Recorded data START

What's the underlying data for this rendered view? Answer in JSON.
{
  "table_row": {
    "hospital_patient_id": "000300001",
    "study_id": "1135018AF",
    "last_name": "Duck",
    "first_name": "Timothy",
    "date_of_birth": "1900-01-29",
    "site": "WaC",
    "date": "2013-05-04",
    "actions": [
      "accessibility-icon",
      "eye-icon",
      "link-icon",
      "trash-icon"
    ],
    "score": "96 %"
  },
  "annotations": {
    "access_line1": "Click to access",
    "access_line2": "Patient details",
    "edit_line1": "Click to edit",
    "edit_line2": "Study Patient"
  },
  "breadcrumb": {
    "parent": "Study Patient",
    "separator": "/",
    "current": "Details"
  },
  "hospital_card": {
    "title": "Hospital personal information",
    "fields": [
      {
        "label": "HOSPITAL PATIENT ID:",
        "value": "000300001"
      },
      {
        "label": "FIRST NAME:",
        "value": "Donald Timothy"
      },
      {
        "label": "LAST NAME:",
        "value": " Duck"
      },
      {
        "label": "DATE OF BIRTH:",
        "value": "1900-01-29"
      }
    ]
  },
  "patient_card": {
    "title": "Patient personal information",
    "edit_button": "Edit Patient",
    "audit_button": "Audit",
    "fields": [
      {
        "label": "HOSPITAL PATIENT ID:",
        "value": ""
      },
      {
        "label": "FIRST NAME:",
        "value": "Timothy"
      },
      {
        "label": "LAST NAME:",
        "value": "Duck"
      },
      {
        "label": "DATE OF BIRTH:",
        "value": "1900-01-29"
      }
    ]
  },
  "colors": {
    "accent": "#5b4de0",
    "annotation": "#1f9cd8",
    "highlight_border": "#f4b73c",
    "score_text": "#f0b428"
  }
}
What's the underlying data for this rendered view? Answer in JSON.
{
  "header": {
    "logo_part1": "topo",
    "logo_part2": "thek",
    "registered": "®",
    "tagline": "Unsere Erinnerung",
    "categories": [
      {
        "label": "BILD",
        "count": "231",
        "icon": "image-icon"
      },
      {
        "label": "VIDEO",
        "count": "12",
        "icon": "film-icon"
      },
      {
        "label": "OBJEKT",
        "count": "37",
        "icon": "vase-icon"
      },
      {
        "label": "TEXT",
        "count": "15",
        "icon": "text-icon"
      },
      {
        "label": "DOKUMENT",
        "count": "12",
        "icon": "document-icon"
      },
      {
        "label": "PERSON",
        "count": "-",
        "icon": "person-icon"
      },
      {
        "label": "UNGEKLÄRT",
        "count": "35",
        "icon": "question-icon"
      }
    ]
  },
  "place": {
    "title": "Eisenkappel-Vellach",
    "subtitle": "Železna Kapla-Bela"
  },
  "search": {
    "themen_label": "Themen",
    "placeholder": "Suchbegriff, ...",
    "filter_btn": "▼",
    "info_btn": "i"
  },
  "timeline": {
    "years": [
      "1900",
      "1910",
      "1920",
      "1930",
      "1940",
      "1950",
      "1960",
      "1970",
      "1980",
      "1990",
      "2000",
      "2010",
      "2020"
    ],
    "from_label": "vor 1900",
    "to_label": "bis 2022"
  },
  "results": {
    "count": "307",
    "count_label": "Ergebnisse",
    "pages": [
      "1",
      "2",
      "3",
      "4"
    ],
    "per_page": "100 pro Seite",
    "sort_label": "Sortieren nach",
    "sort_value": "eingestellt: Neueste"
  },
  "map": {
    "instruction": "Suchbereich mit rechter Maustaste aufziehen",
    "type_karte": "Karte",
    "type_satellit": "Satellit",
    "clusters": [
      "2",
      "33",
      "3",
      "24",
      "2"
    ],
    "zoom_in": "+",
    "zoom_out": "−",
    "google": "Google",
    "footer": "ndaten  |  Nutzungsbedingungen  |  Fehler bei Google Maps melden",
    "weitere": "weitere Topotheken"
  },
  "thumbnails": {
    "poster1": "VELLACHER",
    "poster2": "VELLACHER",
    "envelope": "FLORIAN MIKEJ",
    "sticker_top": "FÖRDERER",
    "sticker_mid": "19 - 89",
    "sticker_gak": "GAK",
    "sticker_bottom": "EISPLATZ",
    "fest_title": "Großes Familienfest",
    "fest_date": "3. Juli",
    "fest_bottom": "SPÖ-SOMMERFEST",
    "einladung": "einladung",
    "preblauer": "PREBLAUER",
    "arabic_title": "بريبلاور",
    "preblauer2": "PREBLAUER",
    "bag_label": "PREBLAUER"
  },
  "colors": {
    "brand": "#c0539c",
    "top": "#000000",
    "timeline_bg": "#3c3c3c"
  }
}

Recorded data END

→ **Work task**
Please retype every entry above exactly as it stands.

→ **Response to this exercise**
What's the underlying data for this rendered view? Answer in JSON.
{
  "table_row": {
    "hospital_patient_id": "000300001",
    "study_id": "1135018AF",
    "last_name": "Duck",
    "first_name": "Timothy",
    "date_of_birth": "1900-01-29",
    "site": "WaC",
    "date": "2013-05-04",
    "actions": [
      "accessibility-icon",
      "eye-icon",
      "link-icon",
      "trash-icon"
    ],
    "score": "96 %"
  },
  "annotations": {
    "access_line1": "Click to access",
    "access_line2": "Patient details",
    "edit_line1": "Click to edit",
    "edit_line2": "Study Patient"
  },
  "breadcrumb": {
    "parent": "Study Patient",
    "separator": "/",
    "current": "Details"
  },
  "hospital_card": {
    "title": "Hospital personal information",
    "fields": [
      {
        "label": "HOSPITAL PATIENT ID:",
        "value": "000300001"
      },
      {
        "label": "FIRST NAME:",
        "value": "Donald Timothy"
      },
      {
        "label": "LAST NAME:",
        "value": " Duck"
      },
      {
        "label": "DATE OF BIRTH:",
        "value": "1900-01-29"
      }
    ]
  },
  "patient_card": {
    "title": "Patient personal information",
    "edit_button": "Edit Patient",
    "audit_button": "Audit",
    "fields": [
      {
        "label": "HOSPITAL PATIENT ID:",
        "value": ""
      },
      {
        "label": "FIRST NAME:",
        "value": "Timothy"
      },
      {
        "label": "LAST NAME:",
        "value": "Duck"
      },
      {
        "label": "DATE OF BIRTH:",
        "value": "1900-01-29"
      }
    ]
  },
  "colors": {
    "accent": "#5b4de0",
    "annotation": "#1f9cd8",
    "highlight_border": "#f4b73c",
    "score_text": "#f0b428"
  }
}
What's the underlying data for this rendered view? Answer in JSON.
{
  "header": {
    "logo_part1": "topo",
    "logo_part2": "thek",
    "registered": "®",
    "tagline": "Unsere Erinnerung",
    "categories": [
      {
        "label": "BILD",
        "count": "231",
        "icon": "image-icon"
      },
      {
        "label": "VIDEO",
        "count": "12",
        "icon": "film-icon"
      },
      {
        "label": "OBJEKT",
        "count": "37",
        "icon": "vase-icon"
      },
      {
        "label": "TEXT",
        "count": "15",
        "icon": "text-icon"
      },
      {
        "label": "DOKUMENT",
        "count": "12",
        "icon": "document-icon"
      },
      {
        "label": "PERSON",
        "count": "-",
        "icon": "person-icon"
      },
      {
        "label": "UNGEKLÄRT",
        "count": "35",
        "icon": "question-icon"
      }
    ]
  },
  "place": {
    "title": "Eisenkappel-Vellach",
    "subtitle": "Železna Kapla-Bela"
  },
  "search": {
    "themen_label": "Themen",
    "placeholder": "Suchbegriff, ...",
    "filter_btn": "▼",
    "info_btn": "i"
  },
  "timeline": {
    "years": [
      "1900",
      "1910",
      "1920",
      "1930",
      "1940",
      "1950",
      "1960",
      "1970",
      "1980",
      "1990",
      "2000",
      "2010",
      "2020"
    ],
    "from_label": "vor 1900",
    "to_label": "bis 2022"
  },
  "results": {
    "count": "307",
    "count_label": "Ergebnisse",
    "pages": [
      "1",
      "2",
      "3",
      "4"
    ],
    "per_page": "100 pro Seite",
    "sort_label": "Sortieren nach",
    "sort_value": "eingestellt: Neueste"
  },
  "map": {
    "instruction": "Suchbereich mit rechter Maustaste aufziehen",
    "type_karte": "Karte",
    "type_satellit": "Satellit",
    "clusters": [
      "2",
      "33",
      "3",
      "24",
      "2"
    ],
    "zoom_in": "+",
    "zoom_out": "−",
    "google": "Google",
    "footer": "ndaten  |  Nutzungsbedingungen  |  Fehler bei Google Maps melden",
    "weitere": "weitere Topotheken"
  },
  "thumbnails": {
    "poster1": "VELLACHER",
    "poster2": "VELLACHER",
    "envelope": "FLORIAN MIKEJ",
    "sticker_top": "FÖRDERER",
    "sticker_mid": "19 - 89",
    "sticker_gak": "GAK",
    "sticker_bottom": "EISPLATZ",
    "fest_title": "Großes Familienfest",
    "fest_date": "3. Juli",
    "fest_bottom": "SPÖ-SOMMERFEST",
    "einladung": "einladung",
    "preblauer": "PREBLAUER",
    "arabic_title": "بريبلاور",
    "preblauer2": "PREBLAUER",
    "bag_label": "PREBLAUER"
  },
  "colors": {
    "brand": "#c0539c",
    "top": "#000000",
    "timeline_bg": "#3c3c3c"
  }
}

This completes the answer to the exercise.